In this new era of sliding stocks and closing doors, it’s refreshing to note the technologies that are still growing despite the treacherous nature of the current IT industry. Wireless networks are a good example of this type of success, which is exactly why we have so diligently covered this technology and why we will continue to do so. In this article, I’ll backtrack a little, providing you with some links to previous—and relevant—articles. Then I’ll fast-forward, letting you in on a few of the topics we have up our wireless sleeve.
A year ago, a TechRepublic survey found that about 32 percent of our members were using a wireless LAN at their companies. Four months later, another TechRepublic survey found that nearly 40 percent of our members said they planned to implement a wireless LAN before the end of 2001.
Due to the growing interest in this technology, we’ve worked long and hard to bring you articles that help you implement wireless networks in your enterprise. From tips to definitions, here are some of our wireless offerings:
- "Wireless LAN troubleshooting tips"
- "Wireless: Will Wi-Fi Rule?"
- "Four wireless LAN resources"
- "Use wireless technology to triumph over networking nightmares"
- "Understanding the different wireless LAN choices"
Good news and bad
Recently, we began working on a series of articles that will detail some current wireless offerings from vendors who are fighting for your dollars in the home/small office space. From our research so far, we have found both good news and bad. The bad news is that getting a home or small office wireless network up and running is not the simple task that you might think it is.
The good news is that the price of a basic wireless network is becoming more reasonable and network speeds are increasing, allowing networks to be much more productive.
Take a look at the table below to see some statistics from our research, including network speeds and prices (for a single node). (See Figure A.)
|Wireless networks are becoming faster and less expensive.|
The prices of these three wireless networking solutions vary from hundreds to thousands of dollars, depending on how many wireless nodes you plan to connect to your network. To see if there is any relationship between these prices and the capabilities of these different solutions, TechRepublic is evaluating equipment from 3Com, Orinoco, and Linksys.
We will be presenting our findings to you over the next few weeks here in Support Republic.
What we plan to do
For each review, we will be setting up an access point and different wireless clients, including the typical scenario for a laptop client.

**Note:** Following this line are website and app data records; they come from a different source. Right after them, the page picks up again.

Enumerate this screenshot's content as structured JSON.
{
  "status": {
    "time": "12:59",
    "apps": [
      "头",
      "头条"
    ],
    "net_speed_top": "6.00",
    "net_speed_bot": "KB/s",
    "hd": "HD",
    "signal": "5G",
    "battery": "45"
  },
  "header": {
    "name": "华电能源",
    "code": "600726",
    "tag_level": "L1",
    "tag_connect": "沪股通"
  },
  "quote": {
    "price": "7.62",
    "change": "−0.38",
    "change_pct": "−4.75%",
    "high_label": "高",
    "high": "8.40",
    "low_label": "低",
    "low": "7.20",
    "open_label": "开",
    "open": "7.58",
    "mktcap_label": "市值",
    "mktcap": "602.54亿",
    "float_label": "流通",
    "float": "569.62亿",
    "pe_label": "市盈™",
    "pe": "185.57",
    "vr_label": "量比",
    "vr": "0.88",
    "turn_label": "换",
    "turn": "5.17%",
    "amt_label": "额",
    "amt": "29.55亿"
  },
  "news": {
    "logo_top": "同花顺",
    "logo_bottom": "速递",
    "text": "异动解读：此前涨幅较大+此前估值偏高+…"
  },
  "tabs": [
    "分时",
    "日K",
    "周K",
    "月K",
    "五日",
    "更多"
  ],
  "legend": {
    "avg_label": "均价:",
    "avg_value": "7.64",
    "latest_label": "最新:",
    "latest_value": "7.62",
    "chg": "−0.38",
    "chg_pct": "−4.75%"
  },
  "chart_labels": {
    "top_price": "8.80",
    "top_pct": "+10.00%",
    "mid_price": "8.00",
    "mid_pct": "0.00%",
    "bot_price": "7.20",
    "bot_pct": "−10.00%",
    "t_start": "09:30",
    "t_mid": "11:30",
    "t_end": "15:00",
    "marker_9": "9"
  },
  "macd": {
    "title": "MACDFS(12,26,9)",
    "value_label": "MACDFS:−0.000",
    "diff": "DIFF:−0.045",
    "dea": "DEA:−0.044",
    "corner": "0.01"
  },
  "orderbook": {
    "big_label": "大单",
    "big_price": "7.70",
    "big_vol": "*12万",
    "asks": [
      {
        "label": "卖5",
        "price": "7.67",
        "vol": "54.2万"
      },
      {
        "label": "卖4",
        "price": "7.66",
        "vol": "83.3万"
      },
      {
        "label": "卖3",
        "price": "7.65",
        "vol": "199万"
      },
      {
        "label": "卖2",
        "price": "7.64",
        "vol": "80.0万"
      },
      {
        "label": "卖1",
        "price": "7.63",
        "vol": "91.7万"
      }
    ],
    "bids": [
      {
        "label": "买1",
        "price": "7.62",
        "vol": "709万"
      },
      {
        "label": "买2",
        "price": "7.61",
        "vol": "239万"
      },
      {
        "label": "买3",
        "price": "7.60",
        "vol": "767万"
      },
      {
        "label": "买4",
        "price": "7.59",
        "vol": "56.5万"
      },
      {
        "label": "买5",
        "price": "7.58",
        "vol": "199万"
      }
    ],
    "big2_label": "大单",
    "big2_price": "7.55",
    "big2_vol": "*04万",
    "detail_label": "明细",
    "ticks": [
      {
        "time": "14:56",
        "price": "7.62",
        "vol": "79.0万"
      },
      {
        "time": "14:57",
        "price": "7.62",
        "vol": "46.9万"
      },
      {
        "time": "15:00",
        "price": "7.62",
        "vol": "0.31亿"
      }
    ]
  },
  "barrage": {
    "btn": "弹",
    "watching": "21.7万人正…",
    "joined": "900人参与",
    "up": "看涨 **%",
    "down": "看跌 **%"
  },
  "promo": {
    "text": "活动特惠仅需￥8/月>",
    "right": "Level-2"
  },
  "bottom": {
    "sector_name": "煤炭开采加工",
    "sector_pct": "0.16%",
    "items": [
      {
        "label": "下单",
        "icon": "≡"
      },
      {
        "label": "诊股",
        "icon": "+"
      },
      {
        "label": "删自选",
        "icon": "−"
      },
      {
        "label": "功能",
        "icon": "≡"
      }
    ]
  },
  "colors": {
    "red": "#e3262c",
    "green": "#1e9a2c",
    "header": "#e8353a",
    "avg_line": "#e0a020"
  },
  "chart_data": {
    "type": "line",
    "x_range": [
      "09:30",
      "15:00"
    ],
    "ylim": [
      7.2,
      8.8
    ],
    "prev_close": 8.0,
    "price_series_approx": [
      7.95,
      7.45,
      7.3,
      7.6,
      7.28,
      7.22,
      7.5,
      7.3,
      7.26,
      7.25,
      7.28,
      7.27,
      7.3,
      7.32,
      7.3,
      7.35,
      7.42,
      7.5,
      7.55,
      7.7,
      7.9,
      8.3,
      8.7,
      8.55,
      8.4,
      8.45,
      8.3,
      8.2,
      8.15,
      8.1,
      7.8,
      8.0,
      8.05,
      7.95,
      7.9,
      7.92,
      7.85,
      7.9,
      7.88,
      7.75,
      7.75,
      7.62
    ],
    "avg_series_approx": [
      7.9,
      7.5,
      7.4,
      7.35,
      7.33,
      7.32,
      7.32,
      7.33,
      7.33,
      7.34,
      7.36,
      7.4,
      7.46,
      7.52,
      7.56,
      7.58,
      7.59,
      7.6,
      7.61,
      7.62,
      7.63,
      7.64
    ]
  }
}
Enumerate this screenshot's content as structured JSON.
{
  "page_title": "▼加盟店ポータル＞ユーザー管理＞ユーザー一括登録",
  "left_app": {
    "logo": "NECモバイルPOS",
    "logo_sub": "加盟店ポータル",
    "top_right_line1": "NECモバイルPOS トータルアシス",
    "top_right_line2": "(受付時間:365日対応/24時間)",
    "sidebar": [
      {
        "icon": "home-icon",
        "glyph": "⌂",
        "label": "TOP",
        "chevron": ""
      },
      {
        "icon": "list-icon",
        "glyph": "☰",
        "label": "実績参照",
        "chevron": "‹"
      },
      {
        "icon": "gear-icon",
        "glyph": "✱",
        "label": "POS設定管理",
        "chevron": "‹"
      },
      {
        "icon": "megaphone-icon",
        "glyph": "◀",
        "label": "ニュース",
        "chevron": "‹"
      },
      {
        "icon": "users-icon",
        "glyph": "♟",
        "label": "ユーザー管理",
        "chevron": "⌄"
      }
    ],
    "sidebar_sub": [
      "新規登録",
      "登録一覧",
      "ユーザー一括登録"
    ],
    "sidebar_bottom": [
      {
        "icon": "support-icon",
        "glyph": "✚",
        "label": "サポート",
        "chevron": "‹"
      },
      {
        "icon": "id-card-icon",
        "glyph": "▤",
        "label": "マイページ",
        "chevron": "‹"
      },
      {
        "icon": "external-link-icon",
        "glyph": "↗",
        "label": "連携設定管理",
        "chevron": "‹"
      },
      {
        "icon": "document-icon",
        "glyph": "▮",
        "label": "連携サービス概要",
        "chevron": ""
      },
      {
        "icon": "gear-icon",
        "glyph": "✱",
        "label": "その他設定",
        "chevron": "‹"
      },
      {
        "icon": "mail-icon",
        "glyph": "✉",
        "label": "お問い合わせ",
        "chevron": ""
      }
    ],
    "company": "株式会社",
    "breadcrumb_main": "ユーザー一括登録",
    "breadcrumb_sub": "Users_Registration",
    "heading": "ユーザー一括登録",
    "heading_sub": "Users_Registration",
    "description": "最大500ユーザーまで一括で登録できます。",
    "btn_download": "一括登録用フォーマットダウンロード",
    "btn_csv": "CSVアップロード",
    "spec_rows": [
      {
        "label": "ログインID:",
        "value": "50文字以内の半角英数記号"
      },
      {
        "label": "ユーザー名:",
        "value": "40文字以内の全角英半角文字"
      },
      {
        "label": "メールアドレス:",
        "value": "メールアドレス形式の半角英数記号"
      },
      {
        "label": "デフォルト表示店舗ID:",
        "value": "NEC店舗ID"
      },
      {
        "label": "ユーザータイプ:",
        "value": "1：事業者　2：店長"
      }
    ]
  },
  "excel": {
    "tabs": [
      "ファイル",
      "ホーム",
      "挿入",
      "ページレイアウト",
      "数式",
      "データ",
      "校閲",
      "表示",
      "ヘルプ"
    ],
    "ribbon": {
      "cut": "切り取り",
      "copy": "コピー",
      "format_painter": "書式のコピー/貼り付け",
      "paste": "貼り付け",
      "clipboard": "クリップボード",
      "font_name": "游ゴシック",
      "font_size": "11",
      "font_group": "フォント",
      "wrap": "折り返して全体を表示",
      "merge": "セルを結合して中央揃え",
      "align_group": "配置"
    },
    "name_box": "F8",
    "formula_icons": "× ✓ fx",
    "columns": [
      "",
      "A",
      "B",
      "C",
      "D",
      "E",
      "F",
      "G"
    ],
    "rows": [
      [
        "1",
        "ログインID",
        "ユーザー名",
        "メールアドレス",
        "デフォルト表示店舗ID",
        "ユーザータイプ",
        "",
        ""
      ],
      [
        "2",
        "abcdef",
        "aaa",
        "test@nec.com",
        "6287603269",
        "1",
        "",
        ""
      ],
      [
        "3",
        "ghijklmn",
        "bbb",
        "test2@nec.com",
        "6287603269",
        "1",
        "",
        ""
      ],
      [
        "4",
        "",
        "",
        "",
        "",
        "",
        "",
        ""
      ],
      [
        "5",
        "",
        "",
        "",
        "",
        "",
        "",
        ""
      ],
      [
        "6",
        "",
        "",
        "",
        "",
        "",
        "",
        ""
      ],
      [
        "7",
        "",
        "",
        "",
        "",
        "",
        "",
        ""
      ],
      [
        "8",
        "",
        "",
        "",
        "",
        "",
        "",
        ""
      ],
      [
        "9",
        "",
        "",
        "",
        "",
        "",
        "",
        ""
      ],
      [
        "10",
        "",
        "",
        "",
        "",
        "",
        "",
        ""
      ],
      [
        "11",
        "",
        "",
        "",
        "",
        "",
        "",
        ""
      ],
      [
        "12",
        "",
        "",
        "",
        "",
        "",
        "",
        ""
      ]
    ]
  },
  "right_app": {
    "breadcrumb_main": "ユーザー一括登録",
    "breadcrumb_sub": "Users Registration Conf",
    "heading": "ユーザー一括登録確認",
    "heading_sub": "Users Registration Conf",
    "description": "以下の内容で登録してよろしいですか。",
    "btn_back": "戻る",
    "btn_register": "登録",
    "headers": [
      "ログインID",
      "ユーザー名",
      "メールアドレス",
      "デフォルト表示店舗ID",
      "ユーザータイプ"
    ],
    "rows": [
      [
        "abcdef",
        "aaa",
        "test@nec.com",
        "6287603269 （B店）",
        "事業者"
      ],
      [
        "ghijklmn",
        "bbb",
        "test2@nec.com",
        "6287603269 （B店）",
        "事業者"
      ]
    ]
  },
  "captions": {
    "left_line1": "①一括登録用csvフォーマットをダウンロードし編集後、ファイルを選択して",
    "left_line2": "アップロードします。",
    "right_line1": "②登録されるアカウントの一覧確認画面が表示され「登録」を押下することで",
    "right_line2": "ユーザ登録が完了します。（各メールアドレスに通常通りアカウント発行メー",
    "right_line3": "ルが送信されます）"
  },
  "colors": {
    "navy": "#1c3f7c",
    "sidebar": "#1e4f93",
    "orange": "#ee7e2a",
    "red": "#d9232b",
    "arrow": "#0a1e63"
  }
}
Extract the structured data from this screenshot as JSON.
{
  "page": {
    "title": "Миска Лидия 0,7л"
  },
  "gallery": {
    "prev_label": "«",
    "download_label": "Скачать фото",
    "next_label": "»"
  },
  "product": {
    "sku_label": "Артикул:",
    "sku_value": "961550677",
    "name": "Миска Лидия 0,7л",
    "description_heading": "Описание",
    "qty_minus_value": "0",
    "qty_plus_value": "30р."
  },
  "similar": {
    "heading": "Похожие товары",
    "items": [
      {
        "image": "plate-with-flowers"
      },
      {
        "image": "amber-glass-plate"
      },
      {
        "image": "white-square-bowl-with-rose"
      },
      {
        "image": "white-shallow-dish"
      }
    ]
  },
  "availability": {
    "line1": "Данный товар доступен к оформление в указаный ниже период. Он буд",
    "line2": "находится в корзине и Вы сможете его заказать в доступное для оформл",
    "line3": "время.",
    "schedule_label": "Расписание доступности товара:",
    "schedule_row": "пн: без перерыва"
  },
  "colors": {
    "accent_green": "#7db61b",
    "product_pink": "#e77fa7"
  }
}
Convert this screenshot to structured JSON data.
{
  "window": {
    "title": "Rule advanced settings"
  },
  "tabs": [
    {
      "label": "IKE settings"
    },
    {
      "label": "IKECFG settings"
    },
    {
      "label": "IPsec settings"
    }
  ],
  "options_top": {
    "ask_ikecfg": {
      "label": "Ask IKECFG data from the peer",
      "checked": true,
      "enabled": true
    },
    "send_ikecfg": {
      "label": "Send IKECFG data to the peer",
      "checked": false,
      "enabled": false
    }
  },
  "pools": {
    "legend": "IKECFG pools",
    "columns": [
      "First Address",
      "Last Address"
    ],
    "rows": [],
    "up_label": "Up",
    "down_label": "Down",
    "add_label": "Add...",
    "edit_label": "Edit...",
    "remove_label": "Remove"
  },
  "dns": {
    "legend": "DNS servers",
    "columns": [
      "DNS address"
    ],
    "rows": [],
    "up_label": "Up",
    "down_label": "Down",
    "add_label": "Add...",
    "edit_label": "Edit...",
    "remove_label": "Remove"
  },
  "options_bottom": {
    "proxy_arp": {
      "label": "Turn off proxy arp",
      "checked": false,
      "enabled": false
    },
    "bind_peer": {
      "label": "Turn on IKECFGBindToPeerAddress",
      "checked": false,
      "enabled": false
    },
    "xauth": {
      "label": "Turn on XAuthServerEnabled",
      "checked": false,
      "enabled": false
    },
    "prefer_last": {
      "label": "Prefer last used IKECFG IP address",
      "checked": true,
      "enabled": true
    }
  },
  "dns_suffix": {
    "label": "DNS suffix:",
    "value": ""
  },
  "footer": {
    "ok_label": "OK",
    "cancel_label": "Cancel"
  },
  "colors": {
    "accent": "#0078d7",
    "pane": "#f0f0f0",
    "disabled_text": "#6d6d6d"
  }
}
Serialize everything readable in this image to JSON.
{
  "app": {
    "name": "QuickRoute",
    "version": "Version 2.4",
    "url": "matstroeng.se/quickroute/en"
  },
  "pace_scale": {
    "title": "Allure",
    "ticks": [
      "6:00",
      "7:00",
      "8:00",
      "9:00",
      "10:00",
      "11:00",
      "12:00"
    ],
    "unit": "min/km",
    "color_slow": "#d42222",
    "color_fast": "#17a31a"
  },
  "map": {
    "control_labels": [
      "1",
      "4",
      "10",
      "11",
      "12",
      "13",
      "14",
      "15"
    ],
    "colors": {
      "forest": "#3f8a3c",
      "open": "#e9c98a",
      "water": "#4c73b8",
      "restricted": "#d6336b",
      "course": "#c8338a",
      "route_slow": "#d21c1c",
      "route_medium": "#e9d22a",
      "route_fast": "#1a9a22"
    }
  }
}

We’ll examine how easy it is to implement the wireless network and take a close look at any problems or quirks we find in the systems we are reviewing.
Don’t let wireless technology sneak past you or cause you purchasing or installation headaches: Watch for our reviews to stay current with this IT powerhouse.
Do you have a small wireless network?
Have you implemented a small wireless network in your offices? What has your experience been in tying the access point to your wired network? Can roaming users get very far from the nearest access point? Tell us what you think in the discussion below or send us a note.